* [TASK REQUIREMENTS]: Report back each line of the records that contains the string "sales".

[Excerpts from an interface dataset]
● ● ● ● ●
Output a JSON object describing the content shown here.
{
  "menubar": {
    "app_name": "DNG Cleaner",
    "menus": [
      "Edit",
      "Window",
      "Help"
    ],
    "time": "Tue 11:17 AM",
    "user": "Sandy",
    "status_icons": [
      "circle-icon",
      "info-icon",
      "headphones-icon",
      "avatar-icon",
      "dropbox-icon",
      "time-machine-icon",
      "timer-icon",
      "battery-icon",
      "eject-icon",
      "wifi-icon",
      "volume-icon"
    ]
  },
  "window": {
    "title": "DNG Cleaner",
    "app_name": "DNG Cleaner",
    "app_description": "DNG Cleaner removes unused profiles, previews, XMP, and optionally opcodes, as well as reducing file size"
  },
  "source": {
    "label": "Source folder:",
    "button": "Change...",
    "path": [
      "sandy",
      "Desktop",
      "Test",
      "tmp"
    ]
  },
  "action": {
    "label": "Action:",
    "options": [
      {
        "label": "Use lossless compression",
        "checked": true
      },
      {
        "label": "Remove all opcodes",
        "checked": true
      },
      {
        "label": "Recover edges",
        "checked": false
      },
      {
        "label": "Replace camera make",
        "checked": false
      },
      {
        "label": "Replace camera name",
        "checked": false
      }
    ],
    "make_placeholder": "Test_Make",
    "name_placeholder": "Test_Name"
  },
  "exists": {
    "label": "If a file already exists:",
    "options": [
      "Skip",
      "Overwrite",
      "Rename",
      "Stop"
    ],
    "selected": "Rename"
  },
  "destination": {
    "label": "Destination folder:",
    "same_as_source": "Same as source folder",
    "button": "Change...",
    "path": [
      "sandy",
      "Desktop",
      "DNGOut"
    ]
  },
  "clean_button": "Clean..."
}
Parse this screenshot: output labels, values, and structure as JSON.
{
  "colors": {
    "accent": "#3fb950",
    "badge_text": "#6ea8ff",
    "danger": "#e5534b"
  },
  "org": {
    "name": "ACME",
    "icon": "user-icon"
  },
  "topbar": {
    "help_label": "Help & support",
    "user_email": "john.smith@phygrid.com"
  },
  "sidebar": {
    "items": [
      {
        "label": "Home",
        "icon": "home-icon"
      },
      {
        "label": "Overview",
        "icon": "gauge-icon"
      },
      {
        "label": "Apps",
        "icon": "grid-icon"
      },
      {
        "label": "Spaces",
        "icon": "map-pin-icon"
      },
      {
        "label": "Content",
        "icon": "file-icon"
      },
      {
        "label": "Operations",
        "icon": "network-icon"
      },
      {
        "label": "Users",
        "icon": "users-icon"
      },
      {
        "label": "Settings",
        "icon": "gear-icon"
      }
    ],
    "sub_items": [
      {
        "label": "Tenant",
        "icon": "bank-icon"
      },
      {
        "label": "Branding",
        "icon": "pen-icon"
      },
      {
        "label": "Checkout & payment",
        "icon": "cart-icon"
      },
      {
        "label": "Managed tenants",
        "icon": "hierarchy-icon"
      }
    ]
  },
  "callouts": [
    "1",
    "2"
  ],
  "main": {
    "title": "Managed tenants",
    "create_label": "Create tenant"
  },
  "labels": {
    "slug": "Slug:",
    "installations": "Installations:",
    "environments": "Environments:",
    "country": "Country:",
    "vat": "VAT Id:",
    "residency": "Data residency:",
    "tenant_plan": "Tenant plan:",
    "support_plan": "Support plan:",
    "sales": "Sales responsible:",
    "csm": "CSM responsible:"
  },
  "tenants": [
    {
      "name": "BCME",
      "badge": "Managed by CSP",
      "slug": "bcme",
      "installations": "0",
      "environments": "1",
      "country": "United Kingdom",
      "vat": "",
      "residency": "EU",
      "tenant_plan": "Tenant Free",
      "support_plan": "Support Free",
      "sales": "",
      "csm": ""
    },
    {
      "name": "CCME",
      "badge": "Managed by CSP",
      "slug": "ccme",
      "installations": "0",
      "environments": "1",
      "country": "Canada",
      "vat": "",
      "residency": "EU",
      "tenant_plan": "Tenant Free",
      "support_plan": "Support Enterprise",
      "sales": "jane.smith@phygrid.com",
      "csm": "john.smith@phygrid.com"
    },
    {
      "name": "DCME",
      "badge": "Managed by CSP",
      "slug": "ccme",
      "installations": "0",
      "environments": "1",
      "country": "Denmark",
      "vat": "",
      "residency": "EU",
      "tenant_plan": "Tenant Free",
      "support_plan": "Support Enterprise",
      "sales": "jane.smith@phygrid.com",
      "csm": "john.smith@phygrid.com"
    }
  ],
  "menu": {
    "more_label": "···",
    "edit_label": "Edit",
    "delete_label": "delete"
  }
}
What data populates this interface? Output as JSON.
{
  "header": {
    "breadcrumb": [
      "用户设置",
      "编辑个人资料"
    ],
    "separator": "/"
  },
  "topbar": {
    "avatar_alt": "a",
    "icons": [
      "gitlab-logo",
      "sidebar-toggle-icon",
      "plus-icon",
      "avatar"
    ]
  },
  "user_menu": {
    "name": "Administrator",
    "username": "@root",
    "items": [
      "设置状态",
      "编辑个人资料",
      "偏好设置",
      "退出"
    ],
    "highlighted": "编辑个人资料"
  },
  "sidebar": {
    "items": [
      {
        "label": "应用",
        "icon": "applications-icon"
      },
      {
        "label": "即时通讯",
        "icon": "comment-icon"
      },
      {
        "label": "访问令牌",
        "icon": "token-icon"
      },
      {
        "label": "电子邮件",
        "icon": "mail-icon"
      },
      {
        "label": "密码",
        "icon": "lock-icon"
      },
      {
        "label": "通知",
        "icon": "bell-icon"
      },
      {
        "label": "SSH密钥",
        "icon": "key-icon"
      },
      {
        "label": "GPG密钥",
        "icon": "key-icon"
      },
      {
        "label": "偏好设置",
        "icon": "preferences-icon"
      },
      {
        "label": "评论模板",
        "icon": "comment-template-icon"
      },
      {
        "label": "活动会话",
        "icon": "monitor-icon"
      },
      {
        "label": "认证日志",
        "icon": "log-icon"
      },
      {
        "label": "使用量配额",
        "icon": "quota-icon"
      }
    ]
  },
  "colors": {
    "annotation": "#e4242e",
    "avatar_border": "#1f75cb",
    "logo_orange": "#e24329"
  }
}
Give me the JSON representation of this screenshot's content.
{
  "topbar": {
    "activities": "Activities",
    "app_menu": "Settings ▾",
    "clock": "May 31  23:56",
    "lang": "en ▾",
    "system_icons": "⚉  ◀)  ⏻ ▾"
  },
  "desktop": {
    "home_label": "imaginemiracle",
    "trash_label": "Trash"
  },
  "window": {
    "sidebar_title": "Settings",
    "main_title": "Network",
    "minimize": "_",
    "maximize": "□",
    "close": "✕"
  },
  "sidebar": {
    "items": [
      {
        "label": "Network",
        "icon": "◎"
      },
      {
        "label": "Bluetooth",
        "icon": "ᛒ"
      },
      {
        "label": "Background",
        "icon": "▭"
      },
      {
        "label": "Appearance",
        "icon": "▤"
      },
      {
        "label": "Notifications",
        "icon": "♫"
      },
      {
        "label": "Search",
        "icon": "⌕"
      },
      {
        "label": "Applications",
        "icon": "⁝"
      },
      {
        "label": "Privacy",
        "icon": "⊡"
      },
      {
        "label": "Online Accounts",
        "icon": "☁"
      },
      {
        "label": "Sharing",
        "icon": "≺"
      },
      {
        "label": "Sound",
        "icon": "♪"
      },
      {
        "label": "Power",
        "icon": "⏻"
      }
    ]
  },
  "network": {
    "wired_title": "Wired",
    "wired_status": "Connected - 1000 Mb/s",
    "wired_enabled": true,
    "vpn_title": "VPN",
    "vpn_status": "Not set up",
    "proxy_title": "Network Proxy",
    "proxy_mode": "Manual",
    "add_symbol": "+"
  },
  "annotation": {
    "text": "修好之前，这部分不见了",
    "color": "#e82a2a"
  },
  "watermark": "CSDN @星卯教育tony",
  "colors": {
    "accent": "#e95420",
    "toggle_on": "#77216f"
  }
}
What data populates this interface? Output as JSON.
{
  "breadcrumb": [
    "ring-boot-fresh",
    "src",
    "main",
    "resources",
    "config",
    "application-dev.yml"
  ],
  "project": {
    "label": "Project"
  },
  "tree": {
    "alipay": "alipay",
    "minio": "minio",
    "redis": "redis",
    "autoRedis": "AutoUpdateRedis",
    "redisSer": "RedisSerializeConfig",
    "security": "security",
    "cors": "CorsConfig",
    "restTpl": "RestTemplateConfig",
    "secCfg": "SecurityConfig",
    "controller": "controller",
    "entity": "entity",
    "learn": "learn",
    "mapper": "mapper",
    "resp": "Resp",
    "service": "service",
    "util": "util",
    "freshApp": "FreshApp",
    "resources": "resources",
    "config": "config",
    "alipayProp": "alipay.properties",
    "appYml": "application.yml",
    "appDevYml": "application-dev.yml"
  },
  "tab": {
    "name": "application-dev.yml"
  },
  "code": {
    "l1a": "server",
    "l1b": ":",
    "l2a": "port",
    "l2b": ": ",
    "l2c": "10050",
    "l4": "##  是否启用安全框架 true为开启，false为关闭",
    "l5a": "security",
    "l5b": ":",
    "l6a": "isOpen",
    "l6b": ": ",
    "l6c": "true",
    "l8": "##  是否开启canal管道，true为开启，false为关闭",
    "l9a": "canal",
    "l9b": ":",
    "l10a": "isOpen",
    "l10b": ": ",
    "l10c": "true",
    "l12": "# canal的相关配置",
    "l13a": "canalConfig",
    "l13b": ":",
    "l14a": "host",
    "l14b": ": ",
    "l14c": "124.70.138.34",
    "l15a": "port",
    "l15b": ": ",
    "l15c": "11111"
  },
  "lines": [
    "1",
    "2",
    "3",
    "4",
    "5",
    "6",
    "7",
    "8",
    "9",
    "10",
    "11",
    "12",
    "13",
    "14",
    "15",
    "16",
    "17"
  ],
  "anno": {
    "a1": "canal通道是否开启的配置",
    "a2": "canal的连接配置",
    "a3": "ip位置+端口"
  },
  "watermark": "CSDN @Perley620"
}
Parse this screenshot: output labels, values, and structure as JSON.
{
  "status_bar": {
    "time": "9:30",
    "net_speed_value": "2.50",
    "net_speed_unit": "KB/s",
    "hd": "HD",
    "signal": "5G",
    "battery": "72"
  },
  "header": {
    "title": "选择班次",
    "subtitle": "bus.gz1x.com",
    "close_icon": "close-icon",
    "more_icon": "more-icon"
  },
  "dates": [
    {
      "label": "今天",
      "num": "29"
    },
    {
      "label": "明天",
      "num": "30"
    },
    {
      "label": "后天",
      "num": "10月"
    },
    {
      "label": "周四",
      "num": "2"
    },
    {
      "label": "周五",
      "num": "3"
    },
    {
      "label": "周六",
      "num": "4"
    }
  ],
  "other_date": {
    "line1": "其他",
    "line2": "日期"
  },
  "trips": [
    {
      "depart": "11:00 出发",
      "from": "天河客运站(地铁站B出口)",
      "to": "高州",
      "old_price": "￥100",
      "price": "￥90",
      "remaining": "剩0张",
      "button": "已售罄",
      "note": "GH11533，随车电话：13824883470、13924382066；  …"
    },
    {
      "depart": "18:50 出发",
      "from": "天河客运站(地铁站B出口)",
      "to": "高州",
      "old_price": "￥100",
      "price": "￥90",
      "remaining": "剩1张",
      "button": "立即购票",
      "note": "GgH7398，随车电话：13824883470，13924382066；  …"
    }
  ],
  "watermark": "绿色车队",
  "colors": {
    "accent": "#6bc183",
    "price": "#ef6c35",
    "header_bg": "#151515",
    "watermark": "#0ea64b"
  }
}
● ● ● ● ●
* [ANSWER TO THIS PROBLEM]:
    "sales": "Sales responsible:",
      "sales": "",
      "sales": "jane.smith@phygrid.com",
      "sales": "jane.smith@phygrid.com",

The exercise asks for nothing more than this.